• What the exercise asks
How many lines of the data hold the word "files"? State the number and nothing else.

• Data records
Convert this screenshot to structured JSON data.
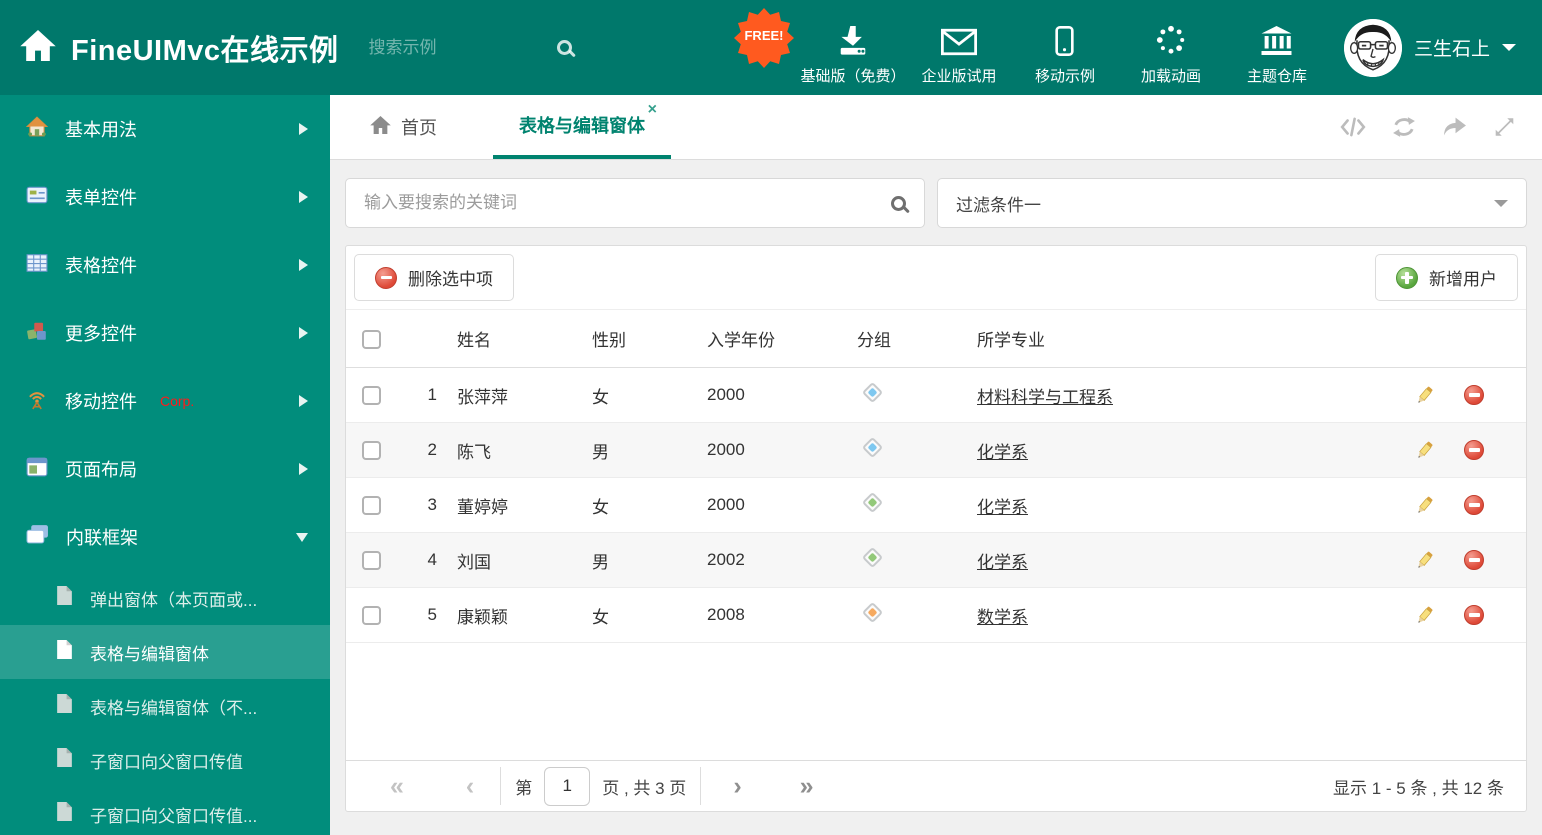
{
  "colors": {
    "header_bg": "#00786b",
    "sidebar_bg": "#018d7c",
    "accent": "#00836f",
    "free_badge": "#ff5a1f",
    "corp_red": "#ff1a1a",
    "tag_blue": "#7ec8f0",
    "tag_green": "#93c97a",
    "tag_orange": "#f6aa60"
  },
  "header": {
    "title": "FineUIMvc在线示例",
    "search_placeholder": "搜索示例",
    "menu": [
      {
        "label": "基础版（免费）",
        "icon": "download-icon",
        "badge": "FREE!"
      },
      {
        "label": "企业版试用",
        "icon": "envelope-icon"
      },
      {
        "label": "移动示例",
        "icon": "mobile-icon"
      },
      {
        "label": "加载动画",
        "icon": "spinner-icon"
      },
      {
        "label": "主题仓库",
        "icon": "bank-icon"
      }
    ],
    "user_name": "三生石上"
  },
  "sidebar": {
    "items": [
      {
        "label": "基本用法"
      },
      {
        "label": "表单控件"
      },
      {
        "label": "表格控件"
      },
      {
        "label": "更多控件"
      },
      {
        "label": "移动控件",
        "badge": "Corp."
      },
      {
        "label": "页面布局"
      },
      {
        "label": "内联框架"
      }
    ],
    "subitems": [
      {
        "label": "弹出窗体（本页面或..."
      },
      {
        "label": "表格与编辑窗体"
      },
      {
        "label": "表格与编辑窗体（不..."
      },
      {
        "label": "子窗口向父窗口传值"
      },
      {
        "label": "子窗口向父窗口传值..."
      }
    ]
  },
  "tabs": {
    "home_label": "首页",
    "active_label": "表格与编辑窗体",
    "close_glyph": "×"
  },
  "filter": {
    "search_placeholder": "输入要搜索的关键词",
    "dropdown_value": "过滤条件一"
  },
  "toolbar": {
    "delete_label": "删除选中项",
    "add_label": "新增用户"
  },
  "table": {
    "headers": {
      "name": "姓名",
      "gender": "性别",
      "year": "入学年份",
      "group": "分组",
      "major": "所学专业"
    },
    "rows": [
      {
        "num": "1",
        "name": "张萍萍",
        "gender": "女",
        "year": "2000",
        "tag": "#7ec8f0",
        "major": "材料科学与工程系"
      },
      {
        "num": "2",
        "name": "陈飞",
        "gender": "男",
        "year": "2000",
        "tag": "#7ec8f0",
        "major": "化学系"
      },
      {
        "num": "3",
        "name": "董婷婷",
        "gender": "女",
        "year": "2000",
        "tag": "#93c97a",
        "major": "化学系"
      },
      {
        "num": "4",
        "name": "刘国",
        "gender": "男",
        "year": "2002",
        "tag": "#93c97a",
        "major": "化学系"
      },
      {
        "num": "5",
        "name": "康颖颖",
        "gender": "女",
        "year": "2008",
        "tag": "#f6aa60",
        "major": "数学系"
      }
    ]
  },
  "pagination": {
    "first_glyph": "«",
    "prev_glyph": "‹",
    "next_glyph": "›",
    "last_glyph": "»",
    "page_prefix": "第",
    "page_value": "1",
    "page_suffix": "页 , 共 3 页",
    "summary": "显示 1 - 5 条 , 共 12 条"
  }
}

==

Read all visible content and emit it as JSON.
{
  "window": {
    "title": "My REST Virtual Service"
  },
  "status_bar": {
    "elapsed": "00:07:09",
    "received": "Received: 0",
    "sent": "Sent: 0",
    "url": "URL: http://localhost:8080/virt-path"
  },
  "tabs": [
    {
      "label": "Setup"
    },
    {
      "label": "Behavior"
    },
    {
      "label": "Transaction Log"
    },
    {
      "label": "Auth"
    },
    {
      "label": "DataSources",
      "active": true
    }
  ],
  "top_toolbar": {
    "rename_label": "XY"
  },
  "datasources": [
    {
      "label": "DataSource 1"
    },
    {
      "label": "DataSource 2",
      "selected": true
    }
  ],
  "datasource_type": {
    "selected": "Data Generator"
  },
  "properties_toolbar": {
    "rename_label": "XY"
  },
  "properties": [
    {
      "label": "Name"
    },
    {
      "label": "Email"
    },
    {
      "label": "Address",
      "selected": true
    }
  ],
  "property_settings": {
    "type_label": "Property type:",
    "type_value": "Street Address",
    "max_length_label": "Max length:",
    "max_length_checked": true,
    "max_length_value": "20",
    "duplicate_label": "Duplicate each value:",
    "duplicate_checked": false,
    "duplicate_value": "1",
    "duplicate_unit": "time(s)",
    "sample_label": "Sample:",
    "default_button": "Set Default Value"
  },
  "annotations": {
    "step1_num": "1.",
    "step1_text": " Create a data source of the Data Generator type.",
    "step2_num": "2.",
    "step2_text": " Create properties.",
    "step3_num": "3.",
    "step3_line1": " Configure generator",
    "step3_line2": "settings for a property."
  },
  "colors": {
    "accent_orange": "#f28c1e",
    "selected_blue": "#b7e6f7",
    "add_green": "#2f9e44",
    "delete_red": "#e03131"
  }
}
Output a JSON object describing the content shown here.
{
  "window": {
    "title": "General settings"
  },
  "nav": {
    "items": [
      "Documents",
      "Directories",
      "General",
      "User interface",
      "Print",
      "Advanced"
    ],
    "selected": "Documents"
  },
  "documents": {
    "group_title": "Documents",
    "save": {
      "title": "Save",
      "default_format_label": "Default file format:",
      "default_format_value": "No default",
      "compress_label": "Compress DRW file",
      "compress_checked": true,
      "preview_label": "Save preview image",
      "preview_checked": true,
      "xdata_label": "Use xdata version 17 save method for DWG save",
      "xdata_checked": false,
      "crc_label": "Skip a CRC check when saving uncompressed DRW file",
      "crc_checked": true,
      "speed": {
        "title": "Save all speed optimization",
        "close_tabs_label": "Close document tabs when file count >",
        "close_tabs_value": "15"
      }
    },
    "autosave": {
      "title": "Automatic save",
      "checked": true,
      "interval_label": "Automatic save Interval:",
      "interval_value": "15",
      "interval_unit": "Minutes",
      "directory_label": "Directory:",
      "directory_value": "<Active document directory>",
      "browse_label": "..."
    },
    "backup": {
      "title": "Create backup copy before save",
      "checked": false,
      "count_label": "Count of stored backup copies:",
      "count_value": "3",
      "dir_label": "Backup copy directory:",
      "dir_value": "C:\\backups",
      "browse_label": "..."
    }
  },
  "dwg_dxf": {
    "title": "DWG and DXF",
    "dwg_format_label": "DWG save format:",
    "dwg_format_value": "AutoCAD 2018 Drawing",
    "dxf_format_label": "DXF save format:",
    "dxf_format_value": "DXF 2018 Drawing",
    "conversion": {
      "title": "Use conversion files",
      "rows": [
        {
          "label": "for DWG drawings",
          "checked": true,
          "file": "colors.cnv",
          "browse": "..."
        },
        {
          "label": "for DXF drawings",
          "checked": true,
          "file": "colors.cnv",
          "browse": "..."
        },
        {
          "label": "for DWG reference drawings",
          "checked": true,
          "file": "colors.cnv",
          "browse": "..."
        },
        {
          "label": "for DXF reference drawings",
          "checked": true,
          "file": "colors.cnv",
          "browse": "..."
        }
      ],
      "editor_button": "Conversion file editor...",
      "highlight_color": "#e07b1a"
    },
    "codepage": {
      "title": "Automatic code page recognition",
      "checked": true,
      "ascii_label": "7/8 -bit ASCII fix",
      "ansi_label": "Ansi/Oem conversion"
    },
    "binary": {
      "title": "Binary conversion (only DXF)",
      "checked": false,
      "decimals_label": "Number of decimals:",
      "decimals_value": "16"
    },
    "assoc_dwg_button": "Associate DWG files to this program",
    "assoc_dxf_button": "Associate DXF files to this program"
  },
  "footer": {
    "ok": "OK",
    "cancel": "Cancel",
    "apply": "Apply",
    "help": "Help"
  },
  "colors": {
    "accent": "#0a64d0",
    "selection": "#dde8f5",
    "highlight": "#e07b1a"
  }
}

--

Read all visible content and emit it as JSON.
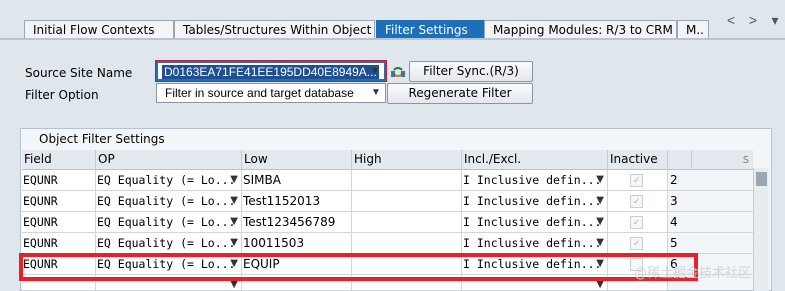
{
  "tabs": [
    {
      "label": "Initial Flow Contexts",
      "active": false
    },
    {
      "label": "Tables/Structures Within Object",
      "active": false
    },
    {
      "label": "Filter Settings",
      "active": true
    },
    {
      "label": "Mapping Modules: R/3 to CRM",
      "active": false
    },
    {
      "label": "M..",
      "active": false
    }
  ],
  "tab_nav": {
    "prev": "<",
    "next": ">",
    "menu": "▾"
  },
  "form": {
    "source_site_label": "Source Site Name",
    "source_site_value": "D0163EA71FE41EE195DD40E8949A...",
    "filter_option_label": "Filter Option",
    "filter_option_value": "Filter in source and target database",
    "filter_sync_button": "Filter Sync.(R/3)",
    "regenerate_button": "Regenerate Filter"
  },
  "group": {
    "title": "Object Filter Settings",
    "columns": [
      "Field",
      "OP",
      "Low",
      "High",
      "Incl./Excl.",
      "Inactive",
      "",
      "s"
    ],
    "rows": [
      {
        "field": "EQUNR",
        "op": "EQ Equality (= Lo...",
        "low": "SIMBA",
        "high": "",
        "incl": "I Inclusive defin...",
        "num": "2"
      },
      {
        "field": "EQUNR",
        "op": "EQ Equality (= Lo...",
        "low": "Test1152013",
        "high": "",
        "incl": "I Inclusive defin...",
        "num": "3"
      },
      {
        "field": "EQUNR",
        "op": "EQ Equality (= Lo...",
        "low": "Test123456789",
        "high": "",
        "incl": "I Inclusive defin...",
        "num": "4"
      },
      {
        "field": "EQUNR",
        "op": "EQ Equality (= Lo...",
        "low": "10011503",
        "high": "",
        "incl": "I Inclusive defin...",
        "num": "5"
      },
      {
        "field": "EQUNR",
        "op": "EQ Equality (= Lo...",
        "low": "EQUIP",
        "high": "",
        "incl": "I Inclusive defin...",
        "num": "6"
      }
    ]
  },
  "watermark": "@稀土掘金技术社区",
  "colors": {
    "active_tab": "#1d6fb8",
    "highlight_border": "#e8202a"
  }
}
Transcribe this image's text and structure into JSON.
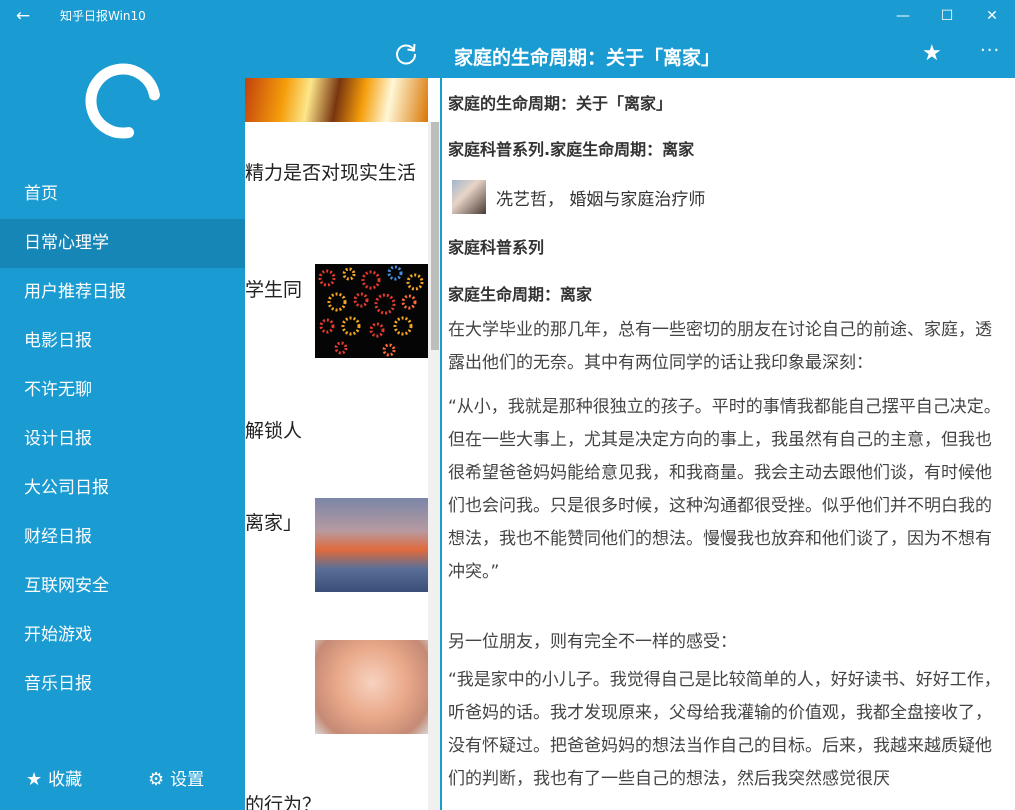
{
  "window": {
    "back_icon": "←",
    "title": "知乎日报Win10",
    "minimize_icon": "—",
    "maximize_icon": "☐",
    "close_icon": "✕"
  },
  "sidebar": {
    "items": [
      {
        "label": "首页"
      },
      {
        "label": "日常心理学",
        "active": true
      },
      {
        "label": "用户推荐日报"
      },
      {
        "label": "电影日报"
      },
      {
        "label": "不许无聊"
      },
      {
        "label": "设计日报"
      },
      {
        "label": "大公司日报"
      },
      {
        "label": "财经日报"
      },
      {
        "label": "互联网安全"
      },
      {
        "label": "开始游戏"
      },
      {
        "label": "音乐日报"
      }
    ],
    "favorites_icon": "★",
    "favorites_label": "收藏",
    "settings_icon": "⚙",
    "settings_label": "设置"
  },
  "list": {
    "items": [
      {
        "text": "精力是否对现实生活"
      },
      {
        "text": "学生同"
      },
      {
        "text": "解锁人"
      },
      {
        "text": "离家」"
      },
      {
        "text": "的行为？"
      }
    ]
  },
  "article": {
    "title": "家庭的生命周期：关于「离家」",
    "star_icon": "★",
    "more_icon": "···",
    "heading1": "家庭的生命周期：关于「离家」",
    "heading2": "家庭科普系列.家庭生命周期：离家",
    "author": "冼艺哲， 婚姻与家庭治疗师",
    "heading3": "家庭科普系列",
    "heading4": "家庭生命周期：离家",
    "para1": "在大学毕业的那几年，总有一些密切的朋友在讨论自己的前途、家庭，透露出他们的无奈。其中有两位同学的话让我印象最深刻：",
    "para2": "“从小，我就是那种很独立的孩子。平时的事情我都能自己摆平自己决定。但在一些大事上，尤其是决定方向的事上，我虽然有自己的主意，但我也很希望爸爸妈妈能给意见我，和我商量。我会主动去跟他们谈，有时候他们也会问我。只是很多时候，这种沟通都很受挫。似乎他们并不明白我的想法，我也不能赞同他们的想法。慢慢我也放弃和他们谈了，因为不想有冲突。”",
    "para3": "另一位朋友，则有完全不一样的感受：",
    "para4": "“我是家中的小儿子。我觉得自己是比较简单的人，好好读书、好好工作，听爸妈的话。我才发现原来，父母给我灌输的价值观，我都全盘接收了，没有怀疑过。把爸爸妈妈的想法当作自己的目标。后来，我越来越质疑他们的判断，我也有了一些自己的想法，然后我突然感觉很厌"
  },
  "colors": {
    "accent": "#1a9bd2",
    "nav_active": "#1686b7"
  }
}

• Output for this exercise
3